Within your breakout room, describe your interpretation of the quote from Adorno and Horkheimer’s essay. Assign someone in your room to discuss the interpretation when we rejoin the full class session.

Room 1

The step from telephone to radio has clearly distinguished the roles. The former still allowed the subscriber to play the role of subject, and was liberal. The latter is democratic: it turns all participants into listeners and authoritatively subjects them to broadcast programs which are all exactly the same. No machinery of rejoinder has been devised, and private broadcasters are denied any freedom (14).

Room 2

In a film, the outcome can be invariably predicted at the start—who will be rewarded, punished, forgotten—and in light music the prepared ear can always guess the continuation after the first bars of a hit song and is gratified when it actually occurs (15).

Room 3

The familiar experience of the moviegoer who perceives the street as a continuation of the film he has just left, because the film seeks to reproduce the world of everyday perception has become the guideline of production…Since the abrupt introduction of the sound film, mechanical duplication has been entirely subservient to this objective (16).

Room 4

Unending sameness also governs the relationship to the past… The machine is rotating on the spot. While it already determines consumption, it rejects anything untried as a risk. In film, any manuscript which is not reassuringly based on a best-seller is viewed with mistrust (17).

Room 5

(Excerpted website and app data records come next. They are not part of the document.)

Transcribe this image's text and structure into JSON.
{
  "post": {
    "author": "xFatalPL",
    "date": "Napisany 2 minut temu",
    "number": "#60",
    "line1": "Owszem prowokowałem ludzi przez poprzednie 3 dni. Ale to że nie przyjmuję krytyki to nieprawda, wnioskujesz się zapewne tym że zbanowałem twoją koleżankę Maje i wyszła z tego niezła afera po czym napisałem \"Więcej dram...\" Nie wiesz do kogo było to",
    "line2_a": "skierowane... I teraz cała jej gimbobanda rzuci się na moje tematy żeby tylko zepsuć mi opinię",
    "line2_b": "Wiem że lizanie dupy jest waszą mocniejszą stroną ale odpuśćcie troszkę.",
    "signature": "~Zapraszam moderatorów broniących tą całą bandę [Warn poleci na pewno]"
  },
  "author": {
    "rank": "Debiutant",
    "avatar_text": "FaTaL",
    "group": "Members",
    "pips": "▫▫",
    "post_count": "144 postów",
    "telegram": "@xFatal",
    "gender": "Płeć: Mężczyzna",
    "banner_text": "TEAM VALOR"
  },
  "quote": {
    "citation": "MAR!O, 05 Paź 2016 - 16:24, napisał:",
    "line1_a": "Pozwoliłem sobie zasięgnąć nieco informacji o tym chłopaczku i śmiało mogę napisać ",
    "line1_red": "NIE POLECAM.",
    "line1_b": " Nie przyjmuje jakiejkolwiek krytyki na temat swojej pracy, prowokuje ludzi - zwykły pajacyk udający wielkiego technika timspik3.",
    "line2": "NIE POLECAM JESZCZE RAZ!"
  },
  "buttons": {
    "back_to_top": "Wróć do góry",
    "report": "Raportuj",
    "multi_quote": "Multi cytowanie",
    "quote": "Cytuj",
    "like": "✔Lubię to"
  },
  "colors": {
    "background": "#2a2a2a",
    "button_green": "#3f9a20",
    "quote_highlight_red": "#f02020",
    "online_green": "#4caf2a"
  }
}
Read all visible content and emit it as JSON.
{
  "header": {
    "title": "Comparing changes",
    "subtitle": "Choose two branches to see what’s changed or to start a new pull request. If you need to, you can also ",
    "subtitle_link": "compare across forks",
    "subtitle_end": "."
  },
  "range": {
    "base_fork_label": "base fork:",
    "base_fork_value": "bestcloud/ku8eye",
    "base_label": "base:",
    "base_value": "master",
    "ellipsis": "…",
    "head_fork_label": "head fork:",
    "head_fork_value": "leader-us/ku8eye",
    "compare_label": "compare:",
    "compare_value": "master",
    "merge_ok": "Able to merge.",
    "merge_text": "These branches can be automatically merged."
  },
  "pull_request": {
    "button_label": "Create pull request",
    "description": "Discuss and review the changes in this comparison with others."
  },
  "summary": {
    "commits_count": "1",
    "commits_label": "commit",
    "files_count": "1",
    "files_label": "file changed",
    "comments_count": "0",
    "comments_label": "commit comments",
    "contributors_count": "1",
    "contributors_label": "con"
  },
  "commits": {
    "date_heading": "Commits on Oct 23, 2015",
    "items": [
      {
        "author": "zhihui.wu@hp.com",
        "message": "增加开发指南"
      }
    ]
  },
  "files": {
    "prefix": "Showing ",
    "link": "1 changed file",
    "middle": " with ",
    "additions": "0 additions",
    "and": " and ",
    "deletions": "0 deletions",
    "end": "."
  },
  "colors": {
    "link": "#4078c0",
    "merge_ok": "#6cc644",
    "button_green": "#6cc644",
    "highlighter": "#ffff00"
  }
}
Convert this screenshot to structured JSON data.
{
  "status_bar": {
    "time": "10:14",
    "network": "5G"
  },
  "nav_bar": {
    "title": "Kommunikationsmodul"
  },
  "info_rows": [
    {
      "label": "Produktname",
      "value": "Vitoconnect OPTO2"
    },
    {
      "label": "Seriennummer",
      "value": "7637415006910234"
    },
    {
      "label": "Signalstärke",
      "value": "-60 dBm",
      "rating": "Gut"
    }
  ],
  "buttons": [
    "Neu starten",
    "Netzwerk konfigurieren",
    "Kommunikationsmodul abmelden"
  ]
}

To the extent that cartoons do more than accustom the senses to the new tempo, they hammer into every brain the old lesson that continuous attrition [friction], the breaking down of all individual resistance, is the condition of life in this society. Donald Duck in the cartoons and the unfortunate victims in real life receive their beatings so that the spectators can accustom themselves to theirs (19).

Room 6

In fascism radio becomes the universal mouthpiece of the Führer, in the loudspeakers on the street his voice merges with the howl of sirens proclaiming panic, from which modern propaganda is hard to distinguish in any case. The National Socialists knew that broadcasting gave their cause stature as the printing press did to the Reformation. The Führer’s metaphysical charisma, invented by the sociology of religion, turned out finally to be merely the omnipresence of his radio address (26).